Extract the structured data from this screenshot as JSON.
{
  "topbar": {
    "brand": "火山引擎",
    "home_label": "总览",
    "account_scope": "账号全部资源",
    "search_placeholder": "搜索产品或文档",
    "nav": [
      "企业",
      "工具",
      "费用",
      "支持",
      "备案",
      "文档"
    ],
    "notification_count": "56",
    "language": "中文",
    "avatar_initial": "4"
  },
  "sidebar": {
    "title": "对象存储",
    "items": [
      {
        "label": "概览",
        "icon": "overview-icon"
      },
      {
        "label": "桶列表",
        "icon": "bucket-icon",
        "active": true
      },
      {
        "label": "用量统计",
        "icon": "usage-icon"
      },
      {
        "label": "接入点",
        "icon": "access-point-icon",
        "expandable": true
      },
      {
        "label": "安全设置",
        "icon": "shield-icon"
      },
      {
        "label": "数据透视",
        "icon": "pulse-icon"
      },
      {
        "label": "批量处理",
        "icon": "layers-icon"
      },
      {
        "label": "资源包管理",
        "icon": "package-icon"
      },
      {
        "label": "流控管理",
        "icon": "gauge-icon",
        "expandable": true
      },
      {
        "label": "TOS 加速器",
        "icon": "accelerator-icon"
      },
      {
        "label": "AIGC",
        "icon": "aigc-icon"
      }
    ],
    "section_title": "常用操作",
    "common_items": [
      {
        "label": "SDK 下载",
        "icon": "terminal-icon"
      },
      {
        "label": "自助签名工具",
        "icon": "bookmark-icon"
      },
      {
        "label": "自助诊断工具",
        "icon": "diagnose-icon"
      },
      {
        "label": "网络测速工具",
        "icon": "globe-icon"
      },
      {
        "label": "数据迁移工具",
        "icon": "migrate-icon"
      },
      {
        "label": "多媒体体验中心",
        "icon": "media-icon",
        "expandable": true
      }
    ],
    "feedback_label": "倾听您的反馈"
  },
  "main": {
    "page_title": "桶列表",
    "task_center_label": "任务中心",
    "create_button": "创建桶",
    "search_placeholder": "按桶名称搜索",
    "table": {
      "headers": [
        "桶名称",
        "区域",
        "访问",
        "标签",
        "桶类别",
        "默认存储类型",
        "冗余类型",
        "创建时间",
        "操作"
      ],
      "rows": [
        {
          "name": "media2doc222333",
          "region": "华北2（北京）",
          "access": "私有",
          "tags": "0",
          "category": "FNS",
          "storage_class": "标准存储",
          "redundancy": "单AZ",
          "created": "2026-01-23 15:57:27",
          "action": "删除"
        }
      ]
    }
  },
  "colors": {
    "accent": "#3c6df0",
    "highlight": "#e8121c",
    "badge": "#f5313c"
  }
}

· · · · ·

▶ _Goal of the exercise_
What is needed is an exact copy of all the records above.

▶ _Task response_
Extract the structured data from this screenshot as JSON.
{
  "topbar": {
    "brand": "火山引擎",
    "home_label": "总览",
    "account_scope": "账号全部资源",
    "search_placeholder": "搜索产品或文档",
    "nav": [
      "企业",
      "工具",
      "费用",
      "支持",
      "备案",
      "文档"
    ],
    "notification_count": "56",
    "language": "中文",
    "avatar_initial": "4"
  },
  "sidebar": {
    "title": "对象存储",
    "items": [
      {
        "label": "概览",
        "icon": "overview-icon"
      },
      {
        "label": "桶列表",
        "icon": "bucket-icon",
        "active": true
      },
      {
        "label": "用量统计",
        "icon": "usage-icon"
      },
      {
        "label": "接入点",
        "icon": "access-point-icon",
        "expandable": true
      },
      {
        "label": "安全设置",
        "icon": "shield-icon"
      },
      {
        "label": "数据透视",
        "icon": "pulse-icon"
      },
      {
        "label": "批量处理",
        "icon": "layers-icon"
      },
      {
        "label": "资源包管理",
        "icon": "package-icon"
      },
      {
        "label": "流控管理",
        "icon": "gauge-icon",
        "expandable": true
      },
      {
        "label": "TOS 加速器",
        "icon": "accelerator-icon"
      },
      {
        "label": "AIGC",
        "icon": "aigc-icon"
      }
    ],
    "section_title": "常用操作",
    "common_items": [
      {
        "label": "SDK 下载",
        "icon": "terminal-icon"
      },
      {
        "label": "自助签名工具",
        "icon": "bookmark-icon"
      },
      {
        "label": "自助诊断工具",
        "icon": "diagnose-icon"
      },
      {
        "label": "网络测速工具",
        "icon": "globe-icon"
      },
      {
        "label": "数据迁移工具",
        "icon": "migrate-icon"
      },
      {
        "label": "多媒体体验中心",
        "icon": "media-icon",
        "expandable": true
      }
    ],
    "feedback_label": "倾听您的反馈"
  },
  "main": {
    "page_title": "桶列表",
    "task_center_label": "任务中心",
    "create_button": "创建桶",
    "search_placeholder": "按桶名称搜索",
    "table": {
      "headers": [
        "桶名称",
        "区域",
        "访问",
        "标签",
        "桶类别",
        "默认存储类型",
        "冗余类型",
        "创建时间",
        "操作"
      ],
      "rows": [
        {
          "name": "media2doc222333",
          "region": "华北2（北京）",
          "access": "私有",
          "tags": "0",
          "category": "FNS",
          "storage_class": "标准存储",
          "redundancy": "单AZ",
          "created": "2026-01-23 15:57:27",
          "action": "删除"
        }
      ]
    }
  },
  "colors": {
    "accent": "#3c6df0",
    "highlight": "#e8121c",
    "badge": "#f5313c"
  }
}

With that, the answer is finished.